And not to make you loco, or to purposefully adding even more work & complexity to the job. However, now might be a good time to talk to the boat's manufacturers about the possibility of adding crash blocks/cassettes to your board trunks.
Or changing their aspect ratio, & or foil section, etc.
I hope that that helps. Although I know that so much in the way of details regarding daggerboard construction, probably complicates things quite a bit. In addition, of course, to being a LOT of information to read & digest.
Feel free to run any questions by me which you might have. About the above, or about the topic in general. And too, Kurt Hughes http://www.fastcomposites.ca/site/
has a Lot of information about boards & trunks, on his website, as well as in much of the other things which he has written. Ditto on John Shuttleworth http://www.shuttleworthdesign.com/index.html
That, & with some digging, I can come up with some companies who build such items. Ditto on firms which carry the materials that you'll need.

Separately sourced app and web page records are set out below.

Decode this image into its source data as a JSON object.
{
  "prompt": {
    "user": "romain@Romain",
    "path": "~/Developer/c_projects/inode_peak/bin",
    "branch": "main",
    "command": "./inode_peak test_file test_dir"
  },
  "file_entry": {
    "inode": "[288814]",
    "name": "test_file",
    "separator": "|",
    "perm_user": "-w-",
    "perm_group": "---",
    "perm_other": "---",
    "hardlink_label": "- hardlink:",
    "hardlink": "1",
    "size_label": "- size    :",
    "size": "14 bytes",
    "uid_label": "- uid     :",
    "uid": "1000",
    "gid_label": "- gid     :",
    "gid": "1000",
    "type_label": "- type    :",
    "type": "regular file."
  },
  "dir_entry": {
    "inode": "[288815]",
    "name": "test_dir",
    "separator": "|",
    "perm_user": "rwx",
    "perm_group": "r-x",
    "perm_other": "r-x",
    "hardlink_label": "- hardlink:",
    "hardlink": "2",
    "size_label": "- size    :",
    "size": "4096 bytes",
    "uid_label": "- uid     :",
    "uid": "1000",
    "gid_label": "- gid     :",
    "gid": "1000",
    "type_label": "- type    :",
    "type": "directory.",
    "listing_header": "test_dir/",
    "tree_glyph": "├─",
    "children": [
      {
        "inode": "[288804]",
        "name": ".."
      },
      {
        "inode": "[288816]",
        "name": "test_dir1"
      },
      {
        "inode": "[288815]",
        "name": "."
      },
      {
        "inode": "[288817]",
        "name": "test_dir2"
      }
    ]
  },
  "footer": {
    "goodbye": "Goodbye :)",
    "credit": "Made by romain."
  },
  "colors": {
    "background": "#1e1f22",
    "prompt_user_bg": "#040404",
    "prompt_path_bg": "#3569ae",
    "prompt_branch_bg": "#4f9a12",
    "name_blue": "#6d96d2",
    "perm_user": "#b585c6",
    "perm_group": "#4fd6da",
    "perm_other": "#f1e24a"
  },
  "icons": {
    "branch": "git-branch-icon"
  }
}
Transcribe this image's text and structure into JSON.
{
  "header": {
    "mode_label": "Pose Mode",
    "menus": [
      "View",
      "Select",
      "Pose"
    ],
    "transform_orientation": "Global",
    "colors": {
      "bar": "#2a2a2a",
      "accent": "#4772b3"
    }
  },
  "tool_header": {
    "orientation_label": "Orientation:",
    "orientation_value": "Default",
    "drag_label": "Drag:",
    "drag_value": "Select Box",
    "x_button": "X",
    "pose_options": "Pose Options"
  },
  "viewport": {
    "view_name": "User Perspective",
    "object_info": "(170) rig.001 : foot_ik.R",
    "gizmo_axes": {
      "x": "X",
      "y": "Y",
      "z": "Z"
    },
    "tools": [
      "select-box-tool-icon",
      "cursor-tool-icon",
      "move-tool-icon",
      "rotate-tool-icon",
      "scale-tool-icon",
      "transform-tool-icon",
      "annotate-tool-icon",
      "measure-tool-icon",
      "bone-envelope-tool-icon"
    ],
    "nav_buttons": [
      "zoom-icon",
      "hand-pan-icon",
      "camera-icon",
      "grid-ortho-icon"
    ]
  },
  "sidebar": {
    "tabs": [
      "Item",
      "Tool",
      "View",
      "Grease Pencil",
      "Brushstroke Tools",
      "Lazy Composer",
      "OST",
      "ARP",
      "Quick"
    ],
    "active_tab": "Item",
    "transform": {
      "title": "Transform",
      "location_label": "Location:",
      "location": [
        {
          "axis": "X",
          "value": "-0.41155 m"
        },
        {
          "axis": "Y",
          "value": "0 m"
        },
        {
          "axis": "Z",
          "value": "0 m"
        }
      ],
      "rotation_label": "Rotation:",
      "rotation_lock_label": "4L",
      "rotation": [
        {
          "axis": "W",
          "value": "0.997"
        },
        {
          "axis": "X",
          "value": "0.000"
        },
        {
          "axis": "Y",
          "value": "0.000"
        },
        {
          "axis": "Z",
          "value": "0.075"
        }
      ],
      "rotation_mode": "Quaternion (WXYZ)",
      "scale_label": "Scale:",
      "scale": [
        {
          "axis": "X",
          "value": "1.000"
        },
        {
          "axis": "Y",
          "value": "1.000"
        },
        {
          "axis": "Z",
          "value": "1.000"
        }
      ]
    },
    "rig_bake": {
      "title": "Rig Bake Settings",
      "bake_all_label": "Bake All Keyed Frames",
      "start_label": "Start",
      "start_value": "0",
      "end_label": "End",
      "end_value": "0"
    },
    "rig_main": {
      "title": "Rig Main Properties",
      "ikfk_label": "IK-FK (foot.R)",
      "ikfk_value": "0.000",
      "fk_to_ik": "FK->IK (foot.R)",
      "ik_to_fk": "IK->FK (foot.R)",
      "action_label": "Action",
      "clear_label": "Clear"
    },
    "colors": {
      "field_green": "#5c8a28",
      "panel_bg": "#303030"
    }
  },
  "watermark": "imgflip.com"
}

is one, for example.
: A good website to study most of these topics on is www.compositesworld.com
And might I recommend doing a smaller, less pricey project
or two first. Using both the materials & techniques which you'll be using to build your replacement board.
Also, FWIW, Kurt Hughes
, who with all of his boat building experience (which is substantial), & his considerable design expertise, had the rudder
for his personal, 40' trimaran
, built by a company that specializes in such items. Back when I first met him, in the mid '90s.